Having not been exposed to the majority of the published Golden Dawn documents at that time, to this day, the Hathoor rules and customs seem normal to me. It is the variations drawn from literal interpretation of the published material, or due to new revelations that seem strange to me.

The silliest notions I have heard is that everything has to be done the way that the original Order did things, or conversely that everything that has been published is now Outer Order material. The members of Hathoor Temple believed that things could change, bylaws voted on, officers elected, and new material added to the system. But they also believed that the material was graded in such a manner for the benefit of the students; while most people know far more about occultism than the original members of the system, even today there are real Neophytes, who enter the tradition knowing nothing about occultism other than it is there.

So while Hathoor Temple believed in a certain amount of tradition, they tried not to be slaves to it. Exactly where they picked up this strange (to some) notion I am not sure.

Did they have a lineage tracing back to the original Order? No. They did break off from an earlier group, but it seems to have been based on the published material of Regardie--the earlier and more distorted version--or at least, that is how I interpret what I seen in their Archive. That group I am guessing started in the seventies, with Hathoor breaking off in the early eighties. Another reason for the label "Golden Dawn based."

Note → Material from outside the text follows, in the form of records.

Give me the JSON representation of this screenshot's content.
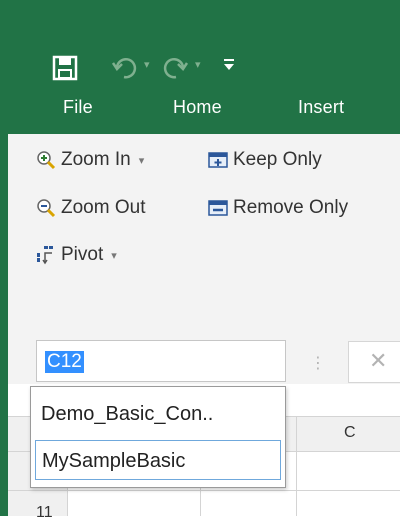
{
  "colors": {
    "accent": "#217346",
    "ribbon_bg": "#f3f3f3",
    "selection": "#3390ff"
  },
  "qat": {
    "icons": [
      "save-icon",
      "undo-icon",
      "redo-icon",
      "customize-qat-icon"
    ]
  },
  "tabs": [
    {
      "label": "File"
    },
    {
      "label": "Home"
    },
    {
      "label": "Insert"
    }
  ],
  "ribbon": {
    "zoom_in": "Zoom In",
    "keep_only": "Keep Only",
    "zoom_out": "Zoom Out",
    "remove_only": "Remove Only",
    "pivot": "Pivot"
  },
  "namebox": {
    "value": "C12"
  },
  "formula_bar": {
    "separator": "⋮",
    "cancel": "✕"
  },
  "name_dropdown": {
    "items": [
      "Demo_Basic_Con..",
      "MySampleBasic"
    ],
    "highlighted_index": 1
  },
  "grid": {
    "visible_columns": [
      "C"
    ],
    "visible_rows": [
      "11"
    ]
  }
}
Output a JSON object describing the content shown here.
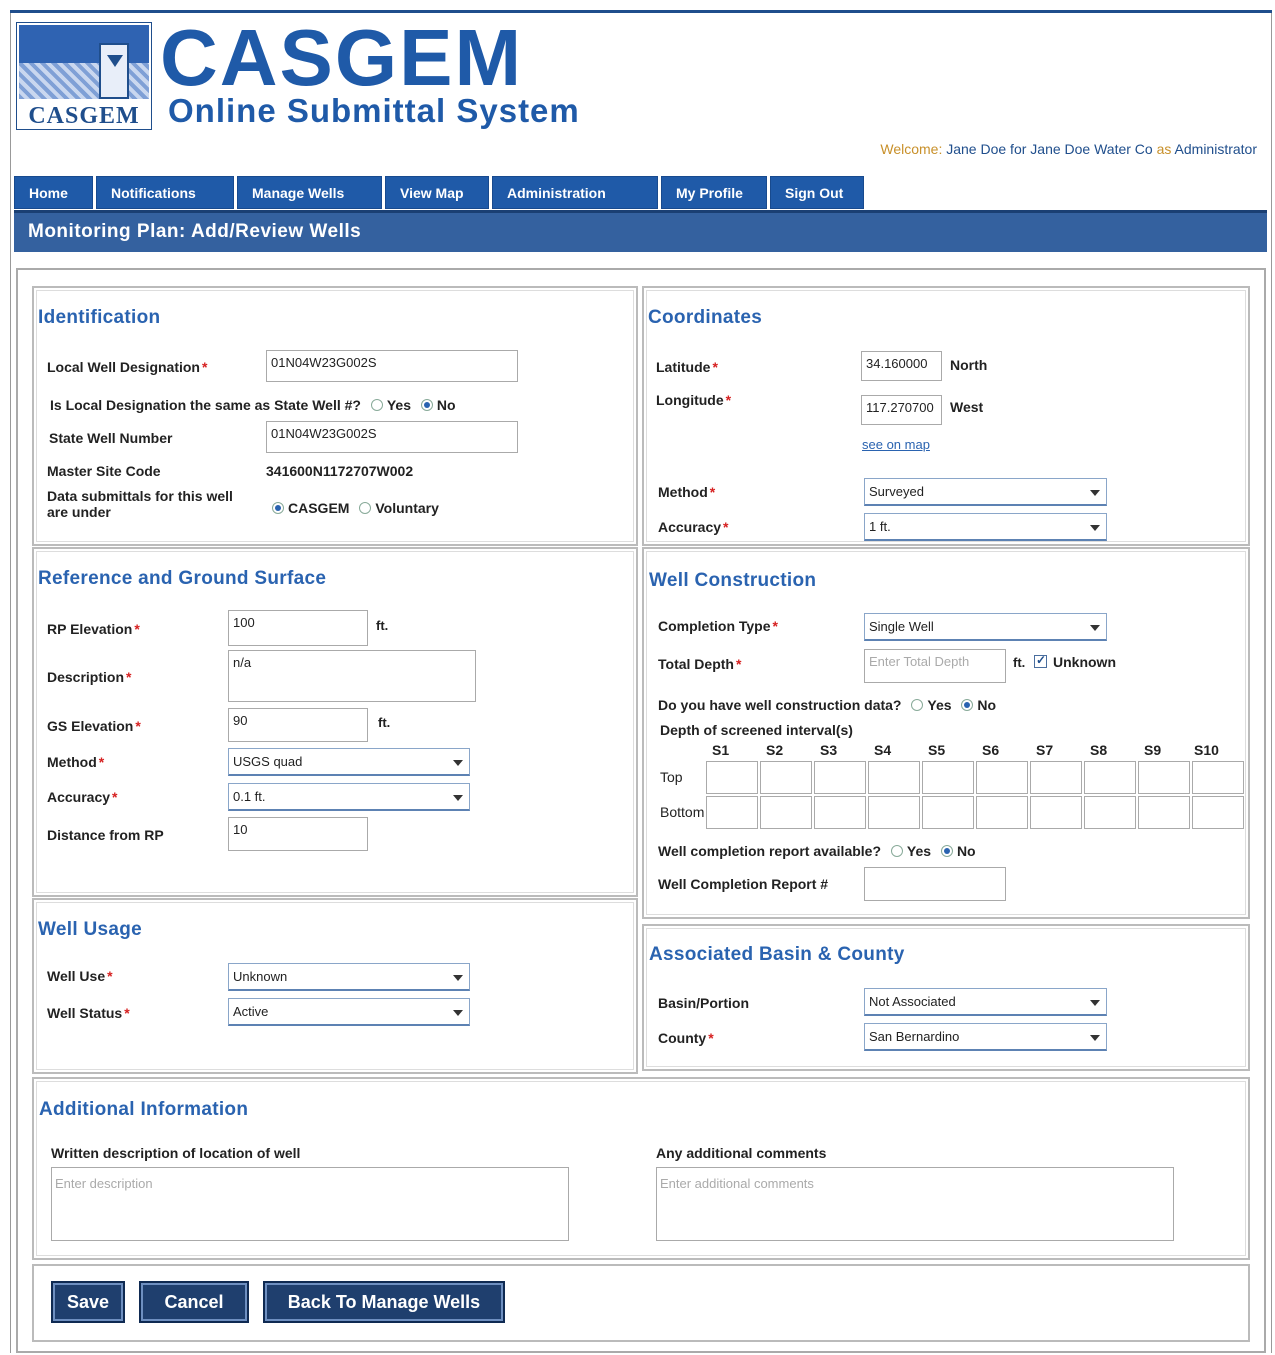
{
  "header": {
    "logo_text": "CASGEM",
    "title": "CASGEM",
    "subtitle": "Online Submittal System",
    "welcome_prefix": "Welcome:",
    "welcome_user": "Jane Doe for Jane Doe Water Co",
    "welcome_as": "as",
    "welcome_role": "Administrator"
  },
  "nav": [
    "Home",
    "Notifications",
    "Manage Wells",
    "View Map",
    "Administration",
    "My Profile",
    "Sign Out"
  ],
  "page_title": "Monitoring Plan: Add/Review Wells",
  "required_mark": "*",
  "identification": {
    "title": "Identification",
    "local_label": "Local Well Designation",
    "local_value": "01N04W23G002S",
    "same_question": "Is Local Designation the same as State Well #?",
    "yes": "Yes",
    "no": "No",
    "state_label": "State Well Number",
    "state_value": "01N04W23G002S",
    "master_label": "Master Site Code",
    "master_value": "341600N1172707W002",
    "submittals_label_1": "Data submittals for this well",
    "submittals_label_2": "are under",
    "opt_casgem": "CASGEM",
    "opt_voluntary": "Voluntary"
  },
  "coordinates": {
    "title": "Coordinates",
    "lat_label": "Latitude",
    "lat_value": "34.160000",
    "lat_dir": "North",
    "lon_label": "Longitude",
    "lon_value": "117.270700",
    "lon_dir": "West",
    "map_link": "see on map",
    "method_label": "Method",
    "method_value": "Surveyed",
    "accuracy_label": "Accuracy",
    "accuracy_value": "1 ft."
  },
  "reference": {
    "title": "Reference and Ground Surface",
    "rp_label": "RP Elevation",
    "rp_value": "100",
    "unit": "ft.",
    "desc_label": "Description",
    "desc_value": "n/a",
    "gs_label": "GS Elevation",
    "gs_value": "90",
    "method_label": "Method",
    "method_value": "USGS quad",
    "accuracy_label": "Accuracy",
    "accuracy_value": "0.1 ft.",
    "distance_label": "Distance from RP",
    "distance_value": "10"
  },
  "construction": {
    "title": "Well Construction",
    "completion_label": "Completion Type",
    "completion_value": "Single Well",
    "depth_label": "Total Depth",
    "depth_placeholder": "Enter Total Depth",
    "unit": "ft.",
    "unknown_label": "Unknown",
    "data_question": "Do you have well construction data?",
    "yes": "Yes",
    "no": "No",
    "screened_label": "Depth of screened interval(s)",
    "columns": [
      "S1",
      "S2",
      "S3",
      "S4",
      "S5",
      "S6",
      "S7",
      "S8",
      "S9",
      "S10"
    ],
    "row_top": "Top",
    "row_bottom": "Bottom",
    "report_question": "Well completion report available?",
    "report_number_label": "Well Completion Report #"
  },
  "usage": {
    "title": "Well Usage",
    "use_label": "Well Use",
    "use_value": "Unknown",
    "status_label": "Well Status",
    "status_value": "Active"
  },
  "basin": {
    "title": "Associated Basin & County",
    "basin_label": "Basin/Portion",
    "basin_value": "Not Associated",
    "county_label": "County",
    "county_value": "San Bernardino"
  },
  "additional": {
    "title": "Additional Information",
    "location_label": "Written description of location of well",
    "location_placeholder": "Enter description",
    "comments_label": "Any additional comments",
    "comments_placeholder": "Enter additional comments"
  },
  "buttons": {
    "save": "Save",
    "cancel": "Cancel",
    "back": "Back To Manage Wells"
  }
}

I never asked about why they break away from their roots. But I do have a good idea--abuse of power by the leadership. On one occasion when the possibility of just appointing someone to the position of Chief Adept came up, the Co-Chiefs stated that they had no desire to go back to that state of affairs. The next Chief Adept needed to be elected and able to fulfill the office, not be a figurehead without the knack to do the job. They believed that a certain amount of raw ability coupled with experience and training was necessary to do the job. And none of the newer members were ready yet, and the existing Co-Chiefs knew that they could not fill the position.

Hence the membership's decision to finish training its current members and then disband. They chose to lay the groundwork for a possible future lodge in Denver, rather than became a fossil themselves. Whether it was the right decision or not, I am still not sure. I do know that my subsequent adventures with various groups were the result of being "an orphan;" and if the claims of certain leaders be true, my own personal lineage is actually better than those who originally brought me into the tradition. (If you believe their claims, my own lineage, having to re-undergo Outer Order, trace back to the original--but that is an entry for another day.)

When Hathoor Temple closed its doors in late 1994, I was an Adept Minor, and bore an Administrative Grade of 9=2 because of my position as an Archive Officer. Many of their lessons and customs ended up in Bast Temple, due to my involvement in its formation. And to this day, the Hathoor way of doing things looks (more often than not) like the correct way.

Which just goes to show that your Mother Lodge will affect the way you approach the system for the rest of your life.